"The link took them to a site that appeared to be a news story but in the background, exploited the Yahoo vulnerability to gain access to their Yahoo mailbox.
"Once it had control of the account it then appears to have sent itself to everyone in the victim’s address book.
"However, it’s quite possible they also downloaded the address book of every affected user and possibly all of their historic sent and received Xtra email, so things could get far, far worse, depending on what they decide to do with that if they have."
Disturbingly, Mr Matthews says Yahoo seems to have known about the vulnerability for some time.
"The fact that there was an XSS vulnerability at Yahoo has been known since at least November, when a hacker attempted to sell details of the vulnerability," the institute head says, citing a January report from security company BitDefender after a similar attack in Australia last month.
"So assuming this is the cause of the attack, it would appear to be due to a vulnerability at Yahoo and very difficult for users to avoid. This is a major attack and appears unrelated to any of the standard 'from Xtra account services' phishing emails which are regularly circulated."
A Telecom spokeswoman told NBR the company is seeking a further update from Yahoo.
NBR is also seeking comment from Yahoo.
UPDATE / Feb 11 2pm: Telecom is unsure how many customers had their email accounts compromised by a "phishing" message that slipped through the security screens of webmail partner Yahoo.
Those who clicked on the phishing email had their account hijacked by spammers, who used it to spray spam messages to the victim's contacts.
"Telecom has no way of knowing exactly how many customers were affected as many customers will have simply deleted suspicious emails but we had around 150 customer calls from those that had opened the email," spokeswoman Joanne Jalfon told NBR.
Ms Jalfon says the problem hit around 4pm Saturday.
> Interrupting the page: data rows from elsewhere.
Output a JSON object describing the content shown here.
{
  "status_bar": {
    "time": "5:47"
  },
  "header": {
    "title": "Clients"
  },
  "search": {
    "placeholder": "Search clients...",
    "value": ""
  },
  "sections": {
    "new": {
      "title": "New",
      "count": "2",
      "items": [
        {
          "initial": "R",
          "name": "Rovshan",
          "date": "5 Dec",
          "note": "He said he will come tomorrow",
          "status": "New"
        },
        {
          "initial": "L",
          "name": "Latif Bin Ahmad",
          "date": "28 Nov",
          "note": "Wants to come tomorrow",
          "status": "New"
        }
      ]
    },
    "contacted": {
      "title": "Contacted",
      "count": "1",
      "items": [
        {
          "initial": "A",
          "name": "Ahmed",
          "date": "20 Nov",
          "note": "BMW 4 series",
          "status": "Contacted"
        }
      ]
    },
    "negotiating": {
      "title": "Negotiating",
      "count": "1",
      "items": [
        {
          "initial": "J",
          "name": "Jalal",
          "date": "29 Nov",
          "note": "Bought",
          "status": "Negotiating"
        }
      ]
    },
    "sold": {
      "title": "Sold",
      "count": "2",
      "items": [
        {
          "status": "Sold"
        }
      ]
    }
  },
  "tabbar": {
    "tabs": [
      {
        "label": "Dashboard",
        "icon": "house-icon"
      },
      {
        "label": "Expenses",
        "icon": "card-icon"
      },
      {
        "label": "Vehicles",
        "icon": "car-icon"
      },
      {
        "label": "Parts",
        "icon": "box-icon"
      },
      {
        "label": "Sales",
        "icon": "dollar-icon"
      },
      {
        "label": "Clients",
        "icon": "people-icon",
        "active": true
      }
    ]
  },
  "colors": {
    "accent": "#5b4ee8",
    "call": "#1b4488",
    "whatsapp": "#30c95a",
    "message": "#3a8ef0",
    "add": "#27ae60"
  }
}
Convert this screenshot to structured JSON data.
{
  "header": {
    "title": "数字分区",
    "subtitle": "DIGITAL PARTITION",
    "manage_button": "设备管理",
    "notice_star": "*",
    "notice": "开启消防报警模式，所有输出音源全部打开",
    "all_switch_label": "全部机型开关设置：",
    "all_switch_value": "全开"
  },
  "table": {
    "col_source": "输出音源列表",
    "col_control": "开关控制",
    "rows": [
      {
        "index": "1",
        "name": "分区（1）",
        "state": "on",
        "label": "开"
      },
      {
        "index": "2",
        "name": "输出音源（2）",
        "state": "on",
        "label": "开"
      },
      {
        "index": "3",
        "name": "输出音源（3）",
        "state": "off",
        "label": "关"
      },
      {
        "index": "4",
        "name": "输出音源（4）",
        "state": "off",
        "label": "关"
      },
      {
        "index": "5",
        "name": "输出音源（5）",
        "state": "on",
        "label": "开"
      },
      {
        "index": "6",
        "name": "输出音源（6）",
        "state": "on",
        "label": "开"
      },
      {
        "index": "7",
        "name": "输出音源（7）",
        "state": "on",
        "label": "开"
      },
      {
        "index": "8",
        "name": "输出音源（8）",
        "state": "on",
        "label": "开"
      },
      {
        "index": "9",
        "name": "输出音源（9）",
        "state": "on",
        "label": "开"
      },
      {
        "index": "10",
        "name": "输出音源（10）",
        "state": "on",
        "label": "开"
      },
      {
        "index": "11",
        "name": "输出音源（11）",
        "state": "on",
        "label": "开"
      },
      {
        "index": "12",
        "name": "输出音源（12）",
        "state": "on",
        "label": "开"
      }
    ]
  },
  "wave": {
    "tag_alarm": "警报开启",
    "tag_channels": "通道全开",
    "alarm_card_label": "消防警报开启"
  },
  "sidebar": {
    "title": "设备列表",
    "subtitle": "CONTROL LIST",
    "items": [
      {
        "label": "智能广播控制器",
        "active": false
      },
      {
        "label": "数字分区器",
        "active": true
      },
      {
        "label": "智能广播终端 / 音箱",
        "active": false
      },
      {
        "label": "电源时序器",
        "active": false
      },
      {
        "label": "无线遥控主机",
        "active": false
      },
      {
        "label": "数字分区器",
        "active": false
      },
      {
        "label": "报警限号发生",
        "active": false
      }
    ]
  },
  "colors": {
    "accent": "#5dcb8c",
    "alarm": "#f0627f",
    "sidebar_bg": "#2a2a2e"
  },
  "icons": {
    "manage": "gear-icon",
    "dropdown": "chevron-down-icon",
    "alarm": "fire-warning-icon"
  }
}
It was fixed Sunday morning, but some of those who got hit before the fix are still having problems. This morning, social networks were rife with people complaining they were still receiving junk messages from Yahoo users.
Yahoo Xtra customers who are still sending spam emails to their contacts should change their password.
"If any customers are experiencing on-going issues, we ask that they contact Telecom's Broadband Helpdesk on 0800 225 598," Ms Jalfon says.
The problem hit all local users of Yahoo's webmail, and by extension uses of Telecom's Xtra mail, which is hosted by Yahoo in Sydney.
Sun Feb 10: Telecom says a problem with Yahoo's mail service meant some customers receiving "phishing emails" - scam messages that would usually be blocked in most instances.
The problem was widespread with Yahoo and, by extension, those who use Telecom's Xtra web mail service, which is hosted by Yahoo's Sydney operation).
Phishing messages seek to fool a person into providing details such as their logon or password to a bank, usually by sending an email that apes a genuine message (typically, banks and others do not ask for personal details by email).
Some Telecom customers using Xtra mail have also noticed bounced emails, or strange messages sent to their contacts - a sign their account has been hijacked by spammers.
Yahoo fixed the problem this morning, Telecom says.
However, emails received before this morning should be treated with suspicion.
And hijacked users who have yet to change their password are still sending spam email to their contacts.
"If you have received any of these emails, we recommend that you delete these without opening them and under no circumstances should you reply to these emails with any log on, password or personal information," Telecom says.